Southern Arizona is a birder’s paradise, and even in the heart of Tucson, you will experience a bevy of winged visitors. Here, we profile some of the “usual suspects” you may see in your garden.
The Mourning Dove is known for the soulful cooing sound it makes at dawn and dust. Its neutral coloration offers camouflage as it searches for seeds.
Roadrunners can be seen racing across the landscape as they chase their prey. They usually prefer lizards, but are brave enough to even take on a rattlesnake.
Gila Woodpeckers excavate holes in saguaro cacti, which provide homes for several bird species. They often can be heard as they peck at eaves and evaporative coolers (a territorial signal). Photo by Amy Haskell
The Cactus Wren, Arizona’s state bird, is well known for its brash and inquisitive nature, as it daringly perches on cactus spines.
Lesser Goldfinches have yellow breasts, and the males have black backs (females have olive ones). They feature white bars on their wings, and are particularly attracted to a feeder full of Nyjer (or thistle) seed. Photo by Amy Haskell

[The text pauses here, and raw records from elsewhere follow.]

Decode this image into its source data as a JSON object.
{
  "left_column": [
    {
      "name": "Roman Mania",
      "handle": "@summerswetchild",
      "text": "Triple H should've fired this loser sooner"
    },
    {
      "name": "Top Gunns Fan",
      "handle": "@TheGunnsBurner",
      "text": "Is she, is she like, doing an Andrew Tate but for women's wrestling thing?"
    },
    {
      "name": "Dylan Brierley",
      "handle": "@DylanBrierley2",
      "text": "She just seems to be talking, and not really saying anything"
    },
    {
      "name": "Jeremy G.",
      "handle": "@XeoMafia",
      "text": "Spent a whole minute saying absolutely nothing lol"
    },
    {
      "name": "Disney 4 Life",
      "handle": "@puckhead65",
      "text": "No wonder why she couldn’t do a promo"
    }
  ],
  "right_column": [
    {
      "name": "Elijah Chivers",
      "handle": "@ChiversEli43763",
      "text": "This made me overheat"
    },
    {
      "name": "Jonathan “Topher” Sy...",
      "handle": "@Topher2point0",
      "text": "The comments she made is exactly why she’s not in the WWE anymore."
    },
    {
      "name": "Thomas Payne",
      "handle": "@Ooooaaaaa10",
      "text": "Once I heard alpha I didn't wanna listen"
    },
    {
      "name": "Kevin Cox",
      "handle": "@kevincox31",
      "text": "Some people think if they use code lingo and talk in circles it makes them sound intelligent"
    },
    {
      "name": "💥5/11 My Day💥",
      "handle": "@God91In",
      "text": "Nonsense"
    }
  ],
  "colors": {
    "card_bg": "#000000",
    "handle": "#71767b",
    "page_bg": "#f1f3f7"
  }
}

The colorful Hummingbird darts around plants with brightly hued, tubular flowers in pursuit of nectar. Many species of hummers inhabit our area. Photo by Ben Wilder